And so I decided to pause more, permitting myself moments to lean against ancient mossy walls and enjoy vista breaks, converse with friendly cats in Spanish, stop a few kilometres short when needed. The days were long but full as I wandered, snapped, sketched and dawdled my way toward sunset, collecting conversations and life-stories as I went. As it turned out, we all had.

It took three more days to catch up with the group, my ‘Camino family’ that I’d bonded with over tostadas. I’d missed their warmth and conversation, but the reunion felt all the sweeter for our time apart. And so we continued on, both together and apart, comfortable with our different paces, knowing we’d regroup at the end of each day to share stories, reflections and tapas.

It’s hard to see the proverbial wood for the trees, especially when you’re walking amongst them. Without much warning the Eucalyptus thinned and disappeared. I didn’t feel ready to end my Camino journey when I touched the stone wall of the cathedral in Santiago de Compostela after sunset. It was a stark contrast to the nature-steeped path I’d felt at home on for the last 11 days and if time had allowed the extra 89kms to Cape Finisterre would’ve happened in a heartbeat.

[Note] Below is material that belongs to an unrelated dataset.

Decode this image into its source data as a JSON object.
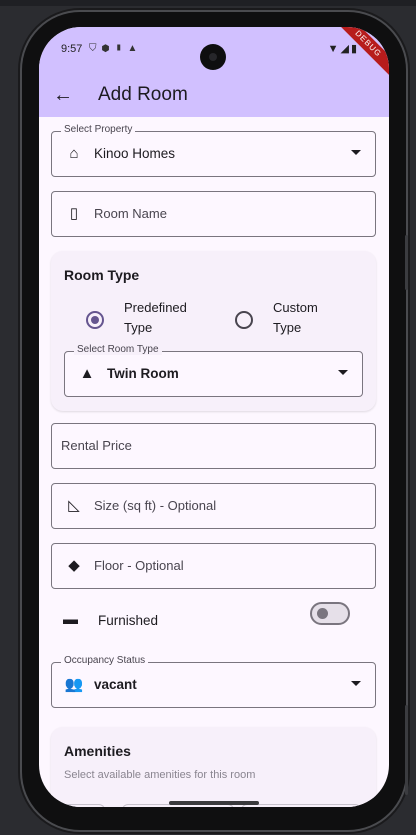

The Camino had offered so much in such a short period of time - a constantly moving oasis of calm, self-reflection and connection. It gave me what I wanted, a very long walk through new and dramatic landscapes; and exactly what I needed, a lesson in the power of community over struggling solo. I’d travelled alone and I’d travelled in company; walking, talking, listening, laughing and supporting. We’d said goodbye with hugs that felt final but hearts that hoped they weren’t. I think deep down, we all found solace in the well-known fact - amongst pilgrims at least - that there will always be one more Camino to walk.

If in doubt. Keep walking ~ Hamish Fulton (walking artist)

Words & photos by Emily Ackner

The Camino de Santiago, also known as the Way of St. James, is a network of ancient pilgrim routes stretching across Europe and converging at the tomb of St. James in Santiago de Compostela, in northwestern Spain.

The Camino de Santiago captivates hikers worldwide with its unique blend of physical challenge, spiritual enrichment, and cultural immersion. Traversing stunning landscapes across Europe to the revered site of Santiago de Compostela, it offers an unparalleled journey back in time through quaint villages, historic cities, and breathtaking natural beauty. Pilgrims from diverse backgrounds are drawn to the Camino for personal reflection, a sense of community with fellow travelers, and the fulfillment of completing an ancient pilgrimage route. This multifaceted experience promises not just a physical trek but a transformative journey, making it a coveted adventure on many hikers' bucket lists.

The best time to walk the Camino de Santiago tends to be during the spring (April to June) and autumn (September to October) months.

Leave a comment

Please note, comments must be approved before they are published